Entries taken from a collection
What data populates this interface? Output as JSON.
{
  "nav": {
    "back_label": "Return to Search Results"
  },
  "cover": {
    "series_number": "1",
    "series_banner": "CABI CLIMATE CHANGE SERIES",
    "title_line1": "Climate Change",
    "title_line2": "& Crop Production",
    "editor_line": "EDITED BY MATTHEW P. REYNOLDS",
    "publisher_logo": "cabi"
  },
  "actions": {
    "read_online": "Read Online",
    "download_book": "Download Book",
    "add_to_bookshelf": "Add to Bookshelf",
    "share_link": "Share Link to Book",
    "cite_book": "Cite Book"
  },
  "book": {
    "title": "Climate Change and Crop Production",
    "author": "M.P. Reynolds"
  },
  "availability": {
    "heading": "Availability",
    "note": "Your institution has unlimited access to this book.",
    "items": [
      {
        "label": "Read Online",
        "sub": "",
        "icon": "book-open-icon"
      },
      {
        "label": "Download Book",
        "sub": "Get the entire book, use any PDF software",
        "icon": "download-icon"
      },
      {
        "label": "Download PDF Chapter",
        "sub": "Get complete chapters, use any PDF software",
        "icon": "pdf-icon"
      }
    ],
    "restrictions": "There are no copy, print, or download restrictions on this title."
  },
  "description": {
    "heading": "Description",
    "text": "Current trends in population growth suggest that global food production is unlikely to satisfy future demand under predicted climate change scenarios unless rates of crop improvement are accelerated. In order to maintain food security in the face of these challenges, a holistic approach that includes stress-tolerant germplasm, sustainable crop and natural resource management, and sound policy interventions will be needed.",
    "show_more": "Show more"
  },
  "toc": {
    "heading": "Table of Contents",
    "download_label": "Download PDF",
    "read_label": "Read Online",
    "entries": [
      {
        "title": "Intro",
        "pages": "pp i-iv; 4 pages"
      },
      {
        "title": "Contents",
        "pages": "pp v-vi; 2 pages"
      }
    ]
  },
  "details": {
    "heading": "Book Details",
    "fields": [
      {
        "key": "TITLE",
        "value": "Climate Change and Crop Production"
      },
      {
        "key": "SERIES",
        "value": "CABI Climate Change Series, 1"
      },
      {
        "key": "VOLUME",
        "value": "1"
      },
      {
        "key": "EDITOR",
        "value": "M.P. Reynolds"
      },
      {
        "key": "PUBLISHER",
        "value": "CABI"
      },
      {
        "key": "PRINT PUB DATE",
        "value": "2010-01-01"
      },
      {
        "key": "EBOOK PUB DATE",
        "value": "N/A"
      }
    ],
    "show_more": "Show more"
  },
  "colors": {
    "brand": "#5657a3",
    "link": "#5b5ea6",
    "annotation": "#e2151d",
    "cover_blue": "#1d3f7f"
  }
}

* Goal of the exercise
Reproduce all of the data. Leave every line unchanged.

* Solution
What data populates this interface? Output as JSON.
{
  "nav": {
    "back_label": "Return to Search Results"
  },
  "cover": {
    "series_number": "1",
    "series_banner": "CABI CLIMATE CHANGE SERIES",
    "title_line1": "Climate Change",
    "title_line2": "& Crop Production",
    "editor_line": "EDITED BY MATTHEW P. REYNOLDS",
    "publisher_logo": "cabi"
  },
  "actions": {
    "read_online": "Read Online",
    "download_book": "Download Book",
    "add_to_bookshelf": "Add to Bookshelf",
    "share_link": "Share Link to Book",
    "cite_book": "Cite Book"
  },
  "book": {
    "title": "Climate Change and Crop Production",
    "author": "M.P. Reynolds"
  },
  "availability": {
    "heading": "Availability",
    "note": "Your institution has unlimited access to this book.",
    "items": [
      {
        "label": "Read Online",
        "sub": "",
        "icon": "book-open-icon"
      },
      {
        "label": "Download Book",
        "sub": "Get the entire book, use any PDF software",
        "icon": "download-icon"
      },
      {
        "label": "Download PDF Chapter",
        "sub": "Get complete chapters, use any PDF software",
        "icon": "pdf-icon"
      }
    ],
    "restrictions": "There are no copy, print, or download restrictions on this title."
  },
  "description": {
    "heading": "Description",
    "text": "Current trends in population growth suggest that global food production is unlikely to satisfy future demand under predicted climate change scenarios unless rates of crop improvement are accelerated. In order to maintain food security in the face of these challenges, a holistic approach that includes stress-tolerant germplasm, sustainable crop and natural resource management, and sound policy interventions will be needed.",
    "show_more": "Show more"
  },
  "toc": {
    "heading": "Table of Contents",
    "download_label": "Download PDF",
    "read_label": "Read Online",
    "entries": [
      {
        "title": "Intro",
        "pages": "pp i-iv; 4 pages"
      },
      {
        "title": "Contents",
        "pages": "pp v-vi; 2 pages"
      }
    ]
  },
  "details": {
    "heading": "Book Details",
    "fields": [
      {
        "key": "TITLE",
        "value": "Climate Change and Crop Production"
      },
      {
        "key": "SERIES",
        "value": "CABI Climate Change Series, 1"
      },
      {
        "key": "VOLUME",
        "value": "1"
      },
      {
        "key": "EDITOR",
        "value": "M.P. Reynolds"
      },
      {
        "key": "PUBLISHER",
        "value": "CABI"
      },
      {
        "key": "PRINT PUB DATE",
        "value": "2010-01-01"
      },
      {
        "key": "EBOOK PUB DATE",
        "value": "N/A"
      }
    ],
    "show_more": "Show more"
  },
  "colors": {
    "brand": "#5657a3",
    "link": "#5b5ea6",
    "annotation": "#e2151d",
    "cover_blue": "#1d3f7f"
  }
}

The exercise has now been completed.